The agency wants the food industry to make it easier for people to live healthier lifestyles and consume less saturated fat. The FSA has begun a consultation process that it hopes will draw health campaigners, government and industry into the debate.

Calling for responses, Gill Fine, director of nutrition and dietary health at the FSA, said: "Cardiovascular disease is the main cause of death in the UK and poor diet is thought to be responsible for a third of these deaths. Many leading food manufacturers and retailers have already taken action to provide healthier food choices for consumers. Over the past three years we have seen reductions in the levels of salt as well as lower-fat ranges of products. We are keen to find out what more could be done to make it easier for consumers to take action to improve their diets."
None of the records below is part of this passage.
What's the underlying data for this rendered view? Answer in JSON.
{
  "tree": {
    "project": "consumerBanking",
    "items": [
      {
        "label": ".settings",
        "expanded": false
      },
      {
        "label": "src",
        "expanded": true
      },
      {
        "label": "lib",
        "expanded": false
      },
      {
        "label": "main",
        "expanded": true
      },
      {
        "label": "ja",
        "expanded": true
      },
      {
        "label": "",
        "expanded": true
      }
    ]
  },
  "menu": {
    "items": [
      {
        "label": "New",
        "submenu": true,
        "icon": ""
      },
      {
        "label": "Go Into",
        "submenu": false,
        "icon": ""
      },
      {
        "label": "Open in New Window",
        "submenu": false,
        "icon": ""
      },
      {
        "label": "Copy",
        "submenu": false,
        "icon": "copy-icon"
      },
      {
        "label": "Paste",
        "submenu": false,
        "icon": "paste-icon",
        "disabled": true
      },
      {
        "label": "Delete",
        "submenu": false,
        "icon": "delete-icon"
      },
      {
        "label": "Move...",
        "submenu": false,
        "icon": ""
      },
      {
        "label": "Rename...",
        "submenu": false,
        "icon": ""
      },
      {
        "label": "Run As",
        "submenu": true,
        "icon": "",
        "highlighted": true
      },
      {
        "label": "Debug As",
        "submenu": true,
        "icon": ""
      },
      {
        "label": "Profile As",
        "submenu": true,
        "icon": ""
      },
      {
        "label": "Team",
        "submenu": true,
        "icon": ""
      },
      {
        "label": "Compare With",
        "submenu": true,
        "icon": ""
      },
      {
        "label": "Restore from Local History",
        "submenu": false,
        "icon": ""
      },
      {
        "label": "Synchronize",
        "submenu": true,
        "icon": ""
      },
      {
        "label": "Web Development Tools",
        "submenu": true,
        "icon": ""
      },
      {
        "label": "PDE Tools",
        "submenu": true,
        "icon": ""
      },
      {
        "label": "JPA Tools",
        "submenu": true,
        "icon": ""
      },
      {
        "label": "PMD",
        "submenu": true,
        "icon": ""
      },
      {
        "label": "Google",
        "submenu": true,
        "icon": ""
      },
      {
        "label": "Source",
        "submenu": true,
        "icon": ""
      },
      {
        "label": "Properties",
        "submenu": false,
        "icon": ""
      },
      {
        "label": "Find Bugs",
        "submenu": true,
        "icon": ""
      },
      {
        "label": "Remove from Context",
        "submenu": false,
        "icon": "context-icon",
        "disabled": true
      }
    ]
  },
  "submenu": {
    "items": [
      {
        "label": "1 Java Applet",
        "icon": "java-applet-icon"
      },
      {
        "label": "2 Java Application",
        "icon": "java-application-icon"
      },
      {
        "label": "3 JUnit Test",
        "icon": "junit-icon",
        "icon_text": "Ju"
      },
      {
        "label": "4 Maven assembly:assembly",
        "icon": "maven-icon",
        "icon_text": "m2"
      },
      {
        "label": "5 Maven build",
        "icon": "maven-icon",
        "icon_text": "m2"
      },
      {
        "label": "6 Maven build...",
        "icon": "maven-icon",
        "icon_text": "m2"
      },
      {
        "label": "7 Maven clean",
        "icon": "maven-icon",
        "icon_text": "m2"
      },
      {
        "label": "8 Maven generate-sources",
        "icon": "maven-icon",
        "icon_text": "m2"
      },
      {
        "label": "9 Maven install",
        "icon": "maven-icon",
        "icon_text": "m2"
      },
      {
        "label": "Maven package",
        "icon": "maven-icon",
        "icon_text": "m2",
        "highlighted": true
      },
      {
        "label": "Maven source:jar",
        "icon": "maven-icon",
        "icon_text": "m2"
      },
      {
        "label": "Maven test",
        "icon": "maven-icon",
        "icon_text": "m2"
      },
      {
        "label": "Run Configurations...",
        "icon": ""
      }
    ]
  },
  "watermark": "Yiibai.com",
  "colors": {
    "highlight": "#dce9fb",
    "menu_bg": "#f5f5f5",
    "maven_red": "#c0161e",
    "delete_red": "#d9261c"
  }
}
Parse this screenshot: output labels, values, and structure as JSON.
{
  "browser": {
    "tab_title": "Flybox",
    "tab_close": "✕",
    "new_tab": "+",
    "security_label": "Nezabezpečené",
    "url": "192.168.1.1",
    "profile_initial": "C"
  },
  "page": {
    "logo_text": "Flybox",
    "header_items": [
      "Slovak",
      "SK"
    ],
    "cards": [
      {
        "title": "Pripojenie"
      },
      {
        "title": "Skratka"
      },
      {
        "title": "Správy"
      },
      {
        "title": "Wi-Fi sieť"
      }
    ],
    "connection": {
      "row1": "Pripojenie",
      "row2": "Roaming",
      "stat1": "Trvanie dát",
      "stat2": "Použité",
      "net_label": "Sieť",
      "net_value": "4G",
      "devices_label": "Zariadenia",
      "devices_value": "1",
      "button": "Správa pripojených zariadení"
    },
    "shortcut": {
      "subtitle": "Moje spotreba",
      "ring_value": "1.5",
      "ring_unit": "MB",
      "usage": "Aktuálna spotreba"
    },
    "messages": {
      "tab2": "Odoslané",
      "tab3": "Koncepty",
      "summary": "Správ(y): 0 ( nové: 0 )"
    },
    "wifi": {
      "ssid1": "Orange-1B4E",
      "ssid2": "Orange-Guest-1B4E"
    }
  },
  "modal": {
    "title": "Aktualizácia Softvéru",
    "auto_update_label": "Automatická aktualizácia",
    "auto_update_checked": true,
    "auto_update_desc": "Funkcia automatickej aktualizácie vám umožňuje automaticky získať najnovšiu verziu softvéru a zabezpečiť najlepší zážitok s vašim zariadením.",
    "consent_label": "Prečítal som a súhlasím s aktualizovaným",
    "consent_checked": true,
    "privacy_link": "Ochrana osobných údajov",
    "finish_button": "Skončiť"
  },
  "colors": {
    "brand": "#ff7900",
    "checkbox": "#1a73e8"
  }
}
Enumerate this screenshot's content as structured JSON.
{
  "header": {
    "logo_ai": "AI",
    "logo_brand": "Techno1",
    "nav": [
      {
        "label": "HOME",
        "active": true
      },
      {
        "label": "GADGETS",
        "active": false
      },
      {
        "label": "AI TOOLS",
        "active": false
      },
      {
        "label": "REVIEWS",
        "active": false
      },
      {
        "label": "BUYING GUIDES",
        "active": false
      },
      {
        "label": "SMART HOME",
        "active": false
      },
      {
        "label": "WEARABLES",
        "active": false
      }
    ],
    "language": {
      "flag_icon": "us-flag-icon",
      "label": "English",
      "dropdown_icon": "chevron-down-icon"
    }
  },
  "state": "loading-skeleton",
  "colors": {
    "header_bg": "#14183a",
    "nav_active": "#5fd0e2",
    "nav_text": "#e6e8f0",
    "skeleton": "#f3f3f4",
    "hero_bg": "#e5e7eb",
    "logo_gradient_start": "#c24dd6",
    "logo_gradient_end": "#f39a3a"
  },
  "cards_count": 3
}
The FSA is seeking views on the following areas: improving consumer awareness of healthy eating issues, encouraging manufacturers to offer smaller portion sizes and reduced fat varieties, and encouraging the food industry to reduce the level of saturated fat in everyday recipes.

Responding to the FSA's comments, Food and Drink Federation communications director Julian Hunt, said: "We are proud of the fact that our members are leading the world when it comes to product reformulation, extending consumer choice and better labelling. FDF's last survey showed that manufacturers had reformulated an impressive GBP11bn worth of products to have lower levels of salt, fat or sugar compared to the year before. A further GBP11bn worth of products have been launched with lower salt, fat or sugar variants. We know that the work on reformulation continues."

The FDF represents leading UK food and drink manufacturers.